The Library Commission's recent conclusion that about one-third of drivers hoping to stop at either the main Menlo Park Library or the new gym in the Civic Center have trouble finding a parking spot, leads to a couple of questions: How big a problem is it, and what can be done?
It turns out that when there's a tournament happening -- particularly after school hours -- parking is an exercise in frustration for about 31 percent of visitors, according to the commission in a Feb. 2 memo. During 10 months of spot checks, commissioners said they witnessed illegal parking, unsafe drop-offs of children, and drivers leaving without finding a space.
Community Services Director Cherise Brandell said that parking is mainly a problem when the basketball league is playing. Transportation staff will take a look at the situation in about six weeks, after construction of the new gymnastics center finishes, which will free an additional 40 spaces, she said.

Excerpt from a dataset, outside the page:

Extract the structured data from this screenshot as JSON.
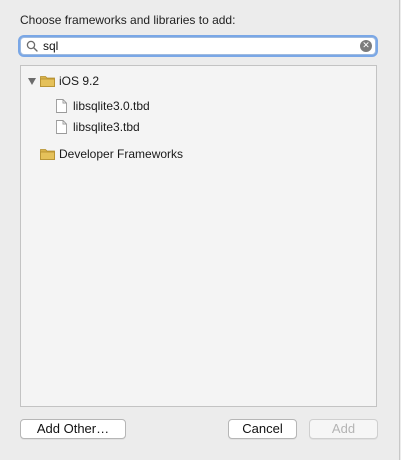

Some community members suggested unlocking the side doors of the gym to provide easier access to other lots. According to Ms. Brandell, the side doors are locked only when there's a single staffer on duty, as a safety precaution.
Transportation Commissioner Ray Mueller wondered whether congestion was necessarily all bad. "It underscores a great opportunity for cross-marketing. It would be great to see the library marketing itself to patrons of the gym," he said.
"A gym that is effectively drawing more families to the vicinity of the library, I believe is a fantastic opportunity, even if it does create congestion in the parking lot."
Some community grumbling pointed a finger at the planning process for the new Arrillaga Family Gymnasium, but Councilman Rich Cline called the project well thought out.
"We had this discussion in detail when the Friends of the Library and the commission cautioned against a full parking lot. I remember staff committing to check-ins and to being open to modifications if needed," he said, recalling that everyone knew the parking situation would need review.
Once the city assesses the situation, Mr. Cline commented, it may be time to sit down and consider potential changes. "It is great to have folks take time to show where the city may need to make improvements."
The Library Commission suggested several fixes, including better coordination of program schedules between both facilities, improved signs and directions for sports league participants, and more traffic mitigation by the transportation department. It also asked for increased parking enforcement.